On the last day of June 2016 and in the wake of momentous happenings in British politics, 17 members of FEAG and Cambridge Antiquarian Society met at the Cambridge Archaeological Unit dig at Lancaster Way Business Park near Witchford in the Isle of Ely. The site was a former WWII aerodrome and still had an atmosphere from that time. Luckily sunshine was bucking the trend for showers that had halted digging earlier in the week, although there was a lot of water in the trenches and test pits. We shoehorned into the portakabin that was the nerve centre of operations for a preliminary talk on the dig from Al Wright: he described evidence of Middle Iron Age round houses with deep drip ditches, enclosures for animals with narrow entrances, a Roman trackway very likely with Iron Age origins and a large and very impressive banjo enclosure. We viewed site plans, drone photographs and a lidar map of the water courses and islands in the immediate area and towards Coveney and Ely. Al showed us representative finds such as Iron Age pottery with comb marks, a beautiful decorated bone comb for weaving and loom weights. Other finds indicated later Roman occupation or possibly the adoption of Roman culture by the local population (Roman pottery and a glass bottle top). Bone finds came mainly from sheep in the Middle Iron Age, very young animals and very old ones, probably because the younger animals were being used for food and the older ones for wool. Bones from the later Iron Age were mainly bovine.
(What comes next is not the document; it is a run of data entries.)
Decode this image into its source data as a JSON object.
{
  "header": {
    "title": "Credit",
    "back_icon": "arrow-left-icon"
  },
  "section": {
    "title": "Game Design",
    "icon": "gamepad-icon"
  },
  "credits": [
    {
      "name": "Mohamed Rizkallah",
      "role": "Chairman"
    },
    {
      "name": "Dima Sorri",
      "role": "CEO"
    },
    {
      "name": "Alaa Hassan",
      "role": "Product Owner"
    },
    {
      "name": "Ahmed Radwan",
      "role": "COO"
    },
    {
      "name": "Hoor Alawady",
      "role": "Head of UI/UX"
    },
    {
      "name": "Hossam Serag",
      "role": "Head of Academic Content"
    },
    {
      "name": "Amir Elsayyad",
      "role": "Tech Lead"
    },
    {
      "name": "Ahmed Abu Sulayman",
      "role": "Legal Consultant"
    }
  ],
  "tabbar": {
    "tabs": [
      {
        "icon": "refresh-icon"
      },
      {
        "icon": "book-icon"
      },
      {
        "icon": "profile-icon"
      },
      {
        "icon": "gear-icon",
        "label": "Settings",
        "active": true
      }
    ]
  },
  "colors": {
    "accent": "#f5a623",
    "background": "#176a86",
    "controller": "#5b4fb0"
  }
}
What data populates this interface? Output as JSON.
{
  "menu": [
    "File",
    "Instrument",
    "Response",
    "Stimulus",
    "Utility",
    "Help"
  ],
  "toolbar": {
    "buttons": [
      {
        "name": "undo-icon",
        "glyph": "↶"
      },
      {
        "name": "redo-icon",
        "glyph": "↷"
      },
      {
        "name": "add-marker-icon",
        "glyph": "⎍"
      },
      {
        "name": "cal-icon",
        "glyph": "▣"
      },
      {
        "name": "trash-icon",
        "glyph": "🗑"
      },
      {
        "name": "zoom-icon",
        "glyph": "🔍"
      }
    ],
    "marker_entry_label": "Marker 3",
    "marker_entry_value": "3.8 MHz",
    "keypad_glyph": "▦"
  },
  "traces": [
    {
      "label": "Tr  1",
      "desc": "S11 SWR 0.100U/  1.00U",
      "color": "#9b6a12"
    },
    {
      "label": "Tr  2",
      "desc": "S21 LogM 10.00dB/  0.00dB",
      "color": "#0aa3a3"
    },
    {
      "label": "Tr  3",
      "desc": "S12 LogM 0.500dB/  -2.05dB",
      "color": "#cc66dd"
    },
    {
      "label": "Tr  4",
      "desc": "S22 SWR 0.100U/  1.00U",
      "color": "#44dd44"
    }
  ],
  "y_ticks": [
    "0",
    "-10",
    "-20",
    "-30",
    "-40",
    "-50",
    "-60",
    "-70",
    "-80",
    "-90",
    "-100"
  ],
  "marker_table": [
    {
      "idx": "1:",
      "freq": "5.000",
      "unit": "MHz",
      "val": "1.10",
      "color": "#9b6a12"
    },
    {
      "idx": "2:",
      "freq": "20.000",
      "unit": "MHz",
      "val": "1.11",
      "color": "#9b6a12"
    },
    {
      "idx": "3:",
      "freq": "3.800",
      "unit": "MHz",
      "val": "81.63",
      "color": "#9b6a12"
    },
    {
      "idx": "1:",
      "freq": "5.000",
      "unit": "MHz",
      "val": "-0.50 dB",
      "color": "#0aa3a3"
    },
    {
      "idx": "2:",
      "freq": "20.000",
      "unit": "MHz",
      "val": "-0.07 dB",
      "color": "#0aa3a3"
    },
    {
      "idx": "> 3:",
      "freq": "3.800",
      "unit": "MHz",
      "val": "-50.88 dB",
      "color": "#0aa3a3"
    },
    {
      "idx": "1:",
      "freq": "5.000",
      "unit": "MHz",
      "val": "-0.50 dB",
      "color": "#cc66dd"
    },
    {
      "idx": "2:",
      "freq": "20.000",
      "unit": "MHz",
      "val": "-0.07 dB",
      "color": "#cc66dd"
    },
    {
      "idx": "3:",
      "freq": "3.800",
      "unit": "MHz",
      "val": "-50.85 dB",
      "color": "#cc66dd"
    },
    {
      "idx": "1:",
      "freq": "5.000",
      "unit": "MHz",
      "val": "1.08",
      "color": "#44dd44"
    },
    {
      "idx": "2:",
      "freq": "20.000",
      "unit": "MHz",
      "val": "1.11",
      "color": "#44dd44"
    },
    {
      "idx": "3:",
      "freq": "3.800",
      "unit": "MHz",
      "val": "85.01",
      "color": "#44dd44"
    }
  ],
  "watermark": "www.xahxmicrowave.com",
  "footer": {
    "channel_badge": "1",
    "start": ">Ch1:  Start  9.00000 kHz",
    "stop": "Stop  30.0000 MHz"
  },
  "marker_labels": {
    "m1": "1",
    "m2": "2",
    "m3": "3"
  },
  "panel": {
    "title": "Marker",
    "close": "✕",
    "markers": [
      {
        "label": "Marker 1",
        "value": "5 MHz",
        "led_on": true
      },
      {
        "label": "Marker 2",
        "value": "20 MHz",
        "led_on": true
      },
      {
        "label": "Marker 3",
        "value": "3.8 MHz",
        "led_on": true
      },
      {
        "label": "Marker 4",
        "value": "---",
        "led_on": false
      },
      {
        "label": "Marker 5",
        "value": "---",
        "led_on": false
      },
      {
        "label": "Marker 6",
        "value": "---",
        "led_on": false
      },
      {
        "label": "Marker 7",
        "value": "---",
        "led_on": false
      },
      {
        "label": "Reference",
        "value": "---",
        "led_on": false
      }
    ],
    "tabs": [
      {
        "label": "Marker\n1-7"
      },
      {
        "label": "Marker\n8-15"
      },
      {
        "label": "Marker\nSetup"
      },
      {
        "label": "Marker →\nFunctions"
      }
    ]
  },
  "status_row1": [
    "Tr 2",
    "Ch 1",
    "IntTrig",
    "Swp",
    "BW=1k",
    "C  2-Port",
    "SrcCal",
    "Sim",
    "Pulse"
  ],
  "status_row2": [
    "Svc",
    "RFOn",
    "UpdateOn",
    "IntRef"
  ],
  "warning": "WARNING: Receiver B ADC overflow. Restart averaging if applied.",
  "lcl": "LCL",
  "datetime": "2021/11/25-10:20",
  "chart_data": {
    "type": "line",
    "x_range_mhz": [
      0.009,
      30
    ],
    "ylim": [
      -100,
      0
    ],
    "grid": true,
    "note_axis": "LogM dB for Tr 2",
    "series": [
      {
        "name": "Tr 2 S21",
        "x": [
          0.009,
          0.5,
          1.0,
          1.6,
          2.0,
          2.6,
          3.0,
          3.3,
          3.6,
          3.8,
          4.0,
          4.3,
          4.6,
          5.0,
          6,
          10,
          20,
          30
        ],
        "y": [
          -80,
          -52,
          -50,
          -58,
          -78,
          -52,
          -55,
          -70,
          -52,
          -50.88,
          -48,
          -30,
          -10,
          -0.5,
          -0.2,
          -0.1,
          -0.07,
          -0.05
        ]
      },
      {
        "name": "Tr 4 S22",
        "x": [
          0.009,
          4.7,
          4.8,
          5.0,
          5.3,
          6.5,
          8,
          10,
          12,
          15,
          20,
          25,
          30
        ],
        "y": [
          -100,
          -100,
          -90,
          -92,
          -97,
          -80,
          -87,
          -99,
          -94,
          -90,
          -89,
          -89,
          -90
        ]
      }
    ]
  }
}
Out in the field we saw water-filled trenches and test pits and soil marks indicating the drip ditches round three roughly east-west aligned round houses and traces of post holes at the doorways. There were also clear soil markings from the trackway that would have led across the dry land peninsula, suggesting trade was being carried out along the waterways. There were two deep wells possibly going down as far as the chalk aquifer. Although the subsoil was mainly sand and gravel (terminal moraine), there was clearly a heavy clay layer under that preventing drainage. This may have explained the size and depth of the ditches. The banjo enclosure was huge with a very large round deep outer ditch, two smaller round ditches (with clear indications of reworking at some period), a shallow round ditch that might have supported wicker walls and large post holes (possibly from two periods) indicating internal structure. This is unlike some other banjo enclosures (not many of which have been found in East Anglia) and, we were told, might indicate a higher status usage. The entrance for the banjo was on a slightly different alignment from that of the round houses, and so the enclosure may have been from a different period.
Al gave us a very informative description of the dig so far and the CAU’s current thoughts on this landscape. He also nobly fielded questions and comments from the group and took us up on the platform at the back of the banjo enclosure to get a drone’s eye view of the site. Clearly there was a lot going on in this area in the Iron Age and Roman periods and there is much scope for exciting future digs in the region.
Images: Vicki Harley